‘Stop-and-Frisk’ Police Tactics
In our society, police have an inherent duty to safeguard life, help maintain public safety and identify and arrest those individuals who commit crimes. However, the specific tactics used to meet these goals can vary considerable from city to city or from jurisdiction to jurisdiction. In New York City and certain other locations, police have adapted a fairly aggressive approach called stop-and-frisk. This approach asks individual officers to identify people who, under what’s known as reasonable suspicion, might be actively involved in criminal behavior, might have engaged in such behavior in the recent past or might engage in such behavior in the near future. After making such an identification, police can legally stop the identified individual(s) and perform a brief check of personal belongings. In practice, some critics equate this policing approach with racial profiling, since large numbers of the people subjected to a stop-and-frisk are of African American or Hispanic descent.
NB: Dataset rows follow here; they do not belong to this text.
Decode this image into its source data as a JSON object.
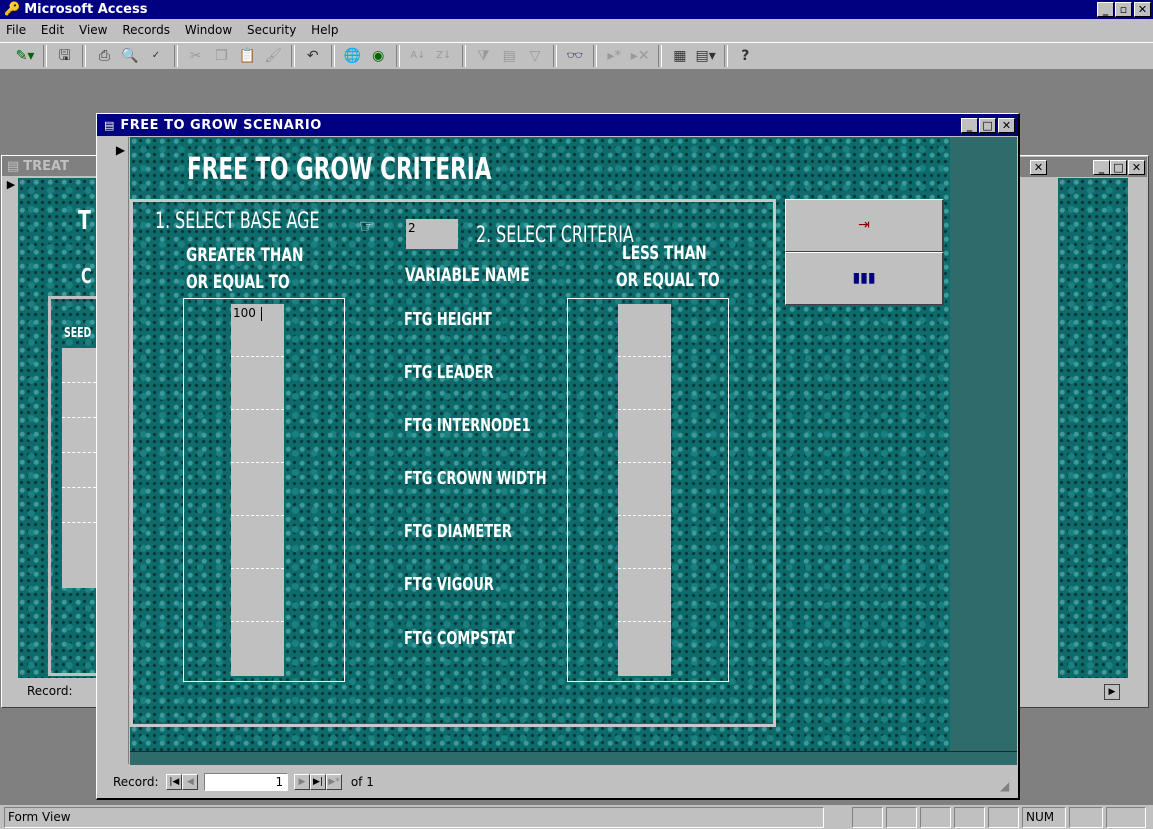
{
  "app": {
    "title": "Microsoft Access"
  },
  "menu": [
    "File",
    "Edit",
    "View",
    "Records",
    "Window",
    "Security",
    "Help"
  ],
  "background_window": {
    "title": "TREAT",
    "heading_fragment": "T",
    "sub_fragment": "C",
    "column_fragment": "SEED",
    "record_label": "Record:"
  },
  "form": {
    "title": "FREE TO GROW SCENARIO",
    "heading": "FREE TO GROW CRITERIA",
    "step1": "1. SELECT BASE AGE",
    "base_age": "2",
    "step2": "2. SELECT CRITERIA",
    "col_left_line1": "GREATER THAN",
    "col_left_line2": "OR EQUAL TO",
    "col_mid": "VARIABLE NAME",
    "col_right_line1": "LESS THAN",
    "col_right_line2": "OR EQUAL TO",
    "variables": [
      "FTG HEIGHT",
      "FTG LEADER",
      "FTG INTERNODE1",
      "FTG CROWN WIDTH",
      "FTG DIAMETER",
      "FTG VIGOUR",
      "FTG COMPSTAT"
    ],
    "greater_values": [
      "100",
      "",
      "",
      "",
      "",
      "",
      ""
    ],
    "less_values": [
      "",
      "",
      "",
      "",
      "",
      "",
      ""
    ],
    "record_label": "Record:",
    "record_number": "1",
    "record_total": "of 1"
  },
  "status": {
    "left": "Form View",
    "num": "NUM"
  },
  "colors": {
    "titlebar": "#000080",
    "pattern": "#0e6b6b"
  }
}
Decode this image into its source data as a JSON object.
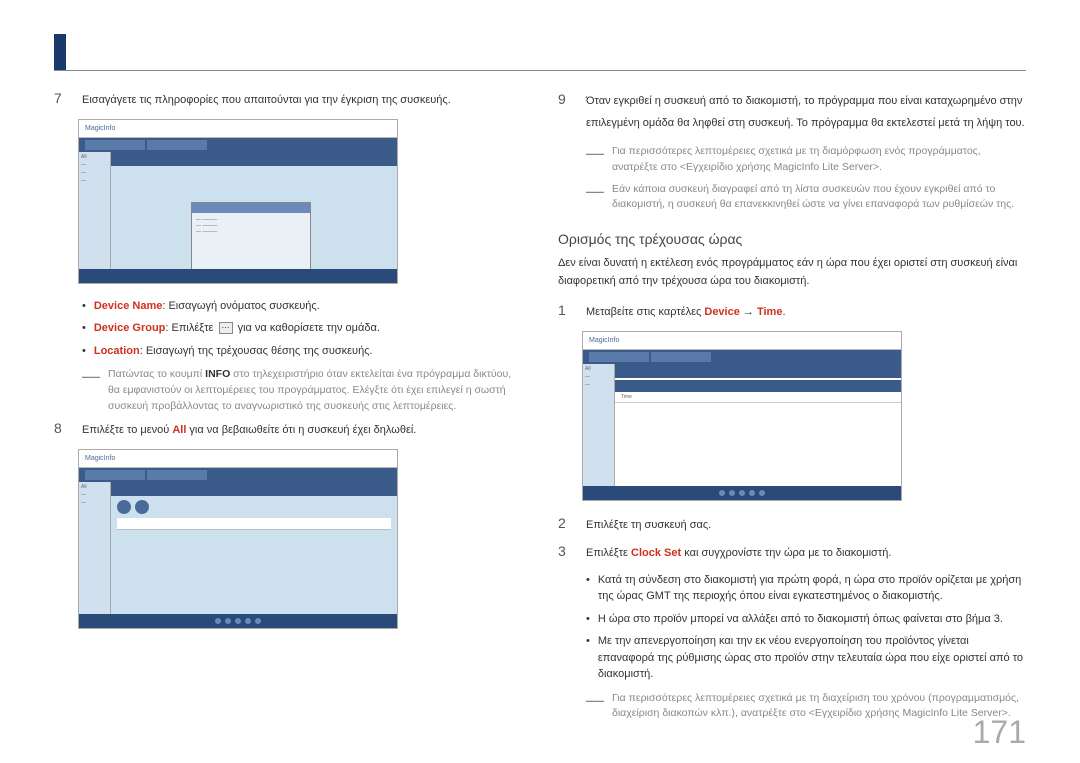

Contribution to Anxiety, Trauma and PTSD
In the study published in the American Journal of Public Health, researchers from Columbia University and Yale University assessed the potential impact of the stop-and-frisk approach on the trauma- and anxiety-related mental health of young men. A total of 1,261 men between the ages of 18 and 26 residing in New York City took part in this project between late 2012 and early 2013. Police officers involved in a stop-and-frisk operation had approached the vast majority of these men (85 percent) at some point in their lifetimes. Police had stopped almost half of the participants (46 percent) in the previous 365 days. A small number of the study participants (5-plus percent) had gone through at least 26 stop-and-frisk procedures in their lifetimes. The researchers concluded that the majority of the study participants were not arrested or sent to jail or prison after a stop-and-frisk encounter. Despite this fact, many of the affected individuals experienced significant indications of increased trauma and/or anxiety. The researchers also concluded that those participants with the highest rate of exposure to stop-and-frisk procedures frequently had symptoms that might qualify them for a diagnosis of PTSD. This fact held true even when they accounted for the study participants’ criminal records and specific socioeconomic and racial/ethnic backgrounds. The single racial/ethnic group most commonly subjected to stop-and-frisk was African Americans; overall, these individuals reported higher levels of trauma than their non-African-American counterparts. The study’s authors believe that aggressive approaches to policing, such as stop-and-frisk, may significantly compromise the mental health of substantial portions of the U.S. population. They also believe that such mental health outcomes may indicate a need for the implementation of less aggressive community policing tactics.